Damian Pataluna describes the last four years as “brutal”.
Pataluna is the owner of Fischers SIPS, a manufacturer and distributor of structural insulated paneling. He says the best way to describe his product is to think of an Oreo cookie – it’s the framing, insulation and sheeting pressed together in one product. “It’s the fast way to put up a very sound, very strong building and a more energy efficient option to steel,” said Pataluna.
His own 20,000-square-foot building is made from his product and his average monthly energy bill is around $1,200. He also has another building made of steel that is half the size at 10,000 square feet and that energy bill runs about $1,400 a month.
Pataluna started with the company straight out of college as a sales person. He had co-oped at GE where he said he felt like just a number. “I never felt like I was making an impact on the business,” he said. He went to his career counselor at Bellarmine University and said he was interested in finding a small, growing company to start his career. The counselor knew of Fischers SIPS and encouraged him to apply for the open sales position. In a small company, Pataluna quickly learned that even in sales, he had to do everything himself. “There were no product videos and very few marketing materials to work with,” he said. “The owners were supportive, though, and told to me to create whatever Ineeded and they would pay for it.”
Pataluna became educated on every facet of the business and was soon promoted to general manager and plant manager as the business grew. He had a big part in taking the small company from $400,000 annual sales when he started to an over $3 million company. So, in 2001, he decided he wanted to be a partner and bought out one of the minority owners. In 2003, he bought out a second minority owner and then in 2006, went to the only other majority owner to inquire about owning the whole business.

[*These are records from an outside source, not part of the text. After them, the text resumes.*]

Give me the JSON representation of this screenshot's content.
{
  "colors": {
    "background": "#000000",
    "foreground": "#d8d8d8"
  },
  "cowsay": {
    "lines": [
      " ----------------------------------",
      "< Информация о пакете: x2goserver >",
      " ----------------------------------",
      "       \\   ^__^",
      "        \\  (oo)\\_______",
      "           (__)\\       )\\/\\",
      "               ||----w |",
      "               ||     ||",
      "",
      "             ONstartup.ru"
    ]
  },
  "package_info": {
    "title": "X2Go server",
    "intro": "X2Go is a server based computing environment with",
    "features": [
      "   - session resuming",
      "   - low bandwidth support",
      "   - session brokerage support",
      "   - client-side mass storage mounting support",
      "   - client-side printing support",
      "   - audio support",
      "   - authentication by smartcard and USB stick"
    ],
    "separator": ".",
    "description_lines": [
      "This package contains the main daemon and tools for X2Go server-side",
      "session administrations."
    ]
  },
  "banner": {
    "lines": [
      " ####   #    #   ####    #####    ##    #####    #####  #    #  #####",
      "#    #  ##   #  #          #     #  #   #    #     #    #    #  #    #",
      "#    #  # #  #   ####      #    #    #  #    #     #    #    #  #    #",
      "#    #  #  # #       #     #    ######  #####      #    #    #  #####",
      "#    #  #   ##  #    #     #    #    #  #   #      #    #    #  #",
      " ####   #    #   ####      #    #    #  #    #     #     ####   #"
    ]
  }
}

Several banks turned him down, but Pataluna said his tenacity is what paid off and in 2006, he was able to buy the whole business. “If I had just waited one more year,” he says, smiling. “I could’ve gotten it for a song.” Then, in 2007, the housing market crashed and 65% of his customers disappeared. Suddenly, his very successful business was losing millions in sales and Pataluna had to go into survival mode with nonexistent cash flow.
What Pataluna learned
He cut his full staff of 23 down to 15 the first year and then to 10 the second year. He immediately started only making purchases that made sense. He could no longer afford to make purchases betting that work would come in. Pataluna all but eliminated his own salary. The same tenacity and perseverance that got him the loan to purchase the business is what kept him in business. He borrowed from friends and family; triple mortgaged his house and maxed out his personal credit cards over the years.